[Record excerpts]:
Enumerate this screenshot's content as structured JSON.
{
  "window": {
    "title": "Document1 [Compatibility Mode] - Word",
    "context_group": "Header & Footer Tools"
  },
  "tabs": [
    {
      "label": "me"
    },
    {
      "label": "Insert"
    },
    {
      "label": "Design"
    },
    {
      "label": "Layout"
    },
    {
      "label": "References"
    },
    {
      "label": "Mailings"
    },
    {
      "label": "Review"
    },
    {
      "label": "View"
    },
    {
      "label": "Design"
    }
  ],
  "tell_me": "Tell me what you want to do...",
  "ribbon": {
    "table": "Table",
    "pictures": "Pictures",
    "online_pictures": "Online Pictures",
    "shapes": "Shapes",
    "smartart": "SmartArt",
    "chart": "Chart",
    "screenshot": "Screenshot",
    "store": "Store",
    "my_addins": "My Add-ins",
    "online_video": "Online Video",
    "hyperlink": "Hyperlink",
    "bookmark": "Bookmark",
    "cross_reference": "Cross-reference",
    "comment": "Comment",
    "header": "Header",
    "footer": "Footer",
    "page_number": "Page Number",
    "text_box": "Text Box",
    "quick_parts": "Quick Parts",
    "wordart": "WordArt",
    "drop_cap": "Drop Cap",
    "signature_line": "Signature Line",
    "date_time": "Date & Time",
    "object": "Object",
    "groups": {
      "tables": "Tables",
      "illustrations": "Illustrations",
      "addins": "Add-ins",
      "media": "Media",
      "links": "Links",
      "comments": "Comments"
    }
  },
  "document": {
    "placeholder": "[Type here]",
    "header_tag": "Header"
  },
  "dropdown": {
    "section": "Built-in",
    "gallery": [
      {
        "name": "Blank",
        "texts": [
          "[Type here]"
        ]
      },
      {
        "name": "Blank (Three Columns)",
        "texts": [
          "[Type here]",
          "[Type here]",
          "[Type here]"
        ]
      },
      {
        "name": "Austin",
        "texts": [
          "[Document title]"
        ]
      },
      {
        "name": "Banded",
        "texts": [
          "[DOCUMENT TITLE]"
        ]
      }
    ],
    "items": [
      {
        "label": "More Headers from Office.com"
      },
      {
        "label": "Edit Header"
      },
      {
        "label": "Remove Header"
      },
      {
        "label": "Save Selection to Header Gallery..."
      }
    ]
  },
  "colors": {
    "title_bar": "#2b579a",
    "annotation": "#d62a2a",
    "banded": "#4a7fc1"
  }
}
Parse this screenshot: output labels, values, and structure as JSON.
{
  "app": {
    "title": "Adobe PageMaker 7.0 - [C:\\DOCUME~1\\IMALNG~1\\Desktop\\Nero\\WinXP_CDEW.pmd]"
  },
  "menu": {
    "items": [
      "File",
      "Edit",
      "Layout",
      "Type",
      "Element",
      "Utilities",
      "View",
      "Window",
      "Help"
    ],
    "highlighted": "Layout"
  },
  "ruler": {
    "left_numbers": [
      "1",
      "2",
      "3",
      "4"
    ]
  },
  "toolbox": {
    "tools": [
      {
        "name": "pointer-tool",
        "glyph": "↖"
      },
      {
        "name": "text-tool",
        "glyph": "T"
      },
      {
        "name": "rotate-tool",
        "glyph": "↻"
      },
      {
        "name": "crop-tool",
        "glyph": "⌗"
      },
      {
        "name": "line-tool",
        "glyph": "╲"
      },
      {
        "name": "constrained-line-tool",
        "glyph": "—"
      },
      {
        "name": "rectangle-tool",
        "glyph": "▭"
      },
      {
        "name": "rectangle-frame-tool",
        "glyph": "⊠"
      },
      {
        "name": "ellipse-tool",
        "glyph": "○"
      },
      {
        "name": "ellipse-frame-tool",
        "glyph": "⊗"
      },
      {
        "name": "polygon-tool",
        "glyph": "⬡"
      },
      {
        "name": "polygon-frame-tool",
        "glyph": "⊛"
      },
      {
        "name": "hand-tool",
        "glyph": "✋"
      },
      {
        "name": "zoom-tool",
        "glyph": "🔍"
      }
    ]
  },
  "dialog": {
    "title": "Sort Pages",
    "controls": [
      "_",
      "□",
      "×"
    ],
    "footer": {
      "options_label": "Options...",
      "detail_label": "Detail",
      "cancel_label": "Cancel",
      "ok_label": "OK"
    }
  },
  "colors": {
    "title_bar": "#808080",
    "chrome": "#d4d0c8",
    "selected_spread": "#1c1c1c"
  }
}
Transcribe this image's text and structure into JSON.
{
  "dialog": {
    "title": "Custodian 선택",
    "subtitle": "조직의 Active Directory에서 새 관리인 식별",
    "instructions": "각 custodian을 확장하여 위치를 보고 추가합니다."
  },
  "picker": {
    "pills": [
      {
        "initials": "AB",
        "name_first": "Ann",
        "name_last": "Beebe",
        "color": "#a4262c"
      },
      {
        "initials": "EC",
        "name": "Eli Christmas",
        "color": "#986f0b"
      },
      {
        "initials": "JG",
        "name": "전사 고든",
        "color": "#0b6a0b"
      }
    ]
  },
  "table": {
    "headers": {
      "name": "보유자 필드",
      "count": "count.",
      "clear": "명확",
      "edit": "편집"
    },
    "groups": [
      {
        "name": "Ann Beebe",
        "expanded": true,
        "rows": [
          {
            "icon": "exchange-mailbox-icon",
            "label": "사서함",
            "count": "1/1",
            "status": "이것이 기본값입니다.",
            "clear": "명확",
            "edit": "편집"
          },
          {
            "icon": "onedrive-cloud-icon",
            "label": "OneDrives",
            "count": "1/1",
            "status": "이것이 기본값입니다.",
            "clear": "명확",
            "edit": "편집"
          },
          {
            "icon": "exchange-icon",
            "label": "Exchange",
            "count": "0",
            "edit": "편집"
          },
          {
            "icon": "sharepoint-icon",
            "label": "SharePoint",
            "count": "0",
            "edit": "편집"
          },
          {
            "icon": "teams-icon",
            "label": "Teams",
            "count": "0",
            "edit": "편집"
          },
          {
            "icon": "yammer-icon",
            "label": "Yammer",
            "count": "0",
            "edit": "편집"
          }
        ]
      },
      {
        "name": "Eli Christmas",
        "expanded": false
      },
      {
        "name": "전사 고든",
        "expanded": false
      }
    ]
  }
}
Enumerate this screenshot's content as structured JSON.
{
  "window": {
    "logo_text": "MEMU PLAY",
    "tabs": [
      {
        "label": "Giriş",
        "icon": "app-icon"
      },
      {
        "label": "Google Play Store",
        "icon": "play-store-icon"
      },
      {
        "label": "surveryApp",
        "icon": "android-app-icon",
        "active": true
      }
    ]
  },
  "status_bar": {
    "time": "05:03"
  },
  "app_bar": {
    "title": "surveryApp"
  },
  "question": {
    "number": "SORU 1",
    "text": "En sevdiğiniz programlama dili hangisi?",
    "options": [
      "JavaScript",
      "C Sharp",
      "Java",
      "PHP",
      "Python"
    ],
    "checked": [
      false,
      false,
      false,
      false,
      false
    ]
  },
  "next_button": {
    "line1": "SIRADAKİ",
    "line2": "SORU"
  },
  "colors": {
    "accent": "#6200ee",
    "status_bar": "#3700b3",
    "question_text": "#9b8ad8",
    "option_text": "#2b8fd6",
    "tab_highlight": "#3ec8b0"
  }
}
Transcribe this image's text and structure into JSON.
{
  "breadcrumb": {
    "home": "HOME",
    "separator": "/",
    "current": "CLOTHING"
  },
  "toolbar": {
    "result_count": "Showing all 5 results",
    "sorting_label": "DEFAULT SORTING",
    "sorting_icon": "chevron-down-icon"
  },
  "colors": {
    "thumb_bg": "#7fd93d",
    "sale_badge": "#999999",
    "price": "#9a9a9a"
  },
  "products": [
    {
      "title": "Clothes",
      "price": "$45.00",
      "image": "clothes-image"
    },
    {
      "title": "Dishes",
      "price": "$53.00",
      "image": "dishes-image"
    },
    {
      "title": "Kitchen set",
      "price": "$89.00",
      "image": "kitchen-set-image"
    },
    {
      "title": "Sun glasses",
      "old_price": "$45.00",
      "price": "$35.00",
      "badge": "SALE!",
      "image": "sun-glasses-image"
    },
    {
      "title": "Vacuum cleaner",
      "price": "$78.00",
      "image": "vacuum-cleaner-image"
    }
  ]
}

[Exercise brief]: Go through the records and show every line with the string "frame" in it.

[Result of the exercise]:
        "name": "rectangle-frame-tool",
        "name": "ellipse-frame-tool",
        "name": "polygon-frame-tool",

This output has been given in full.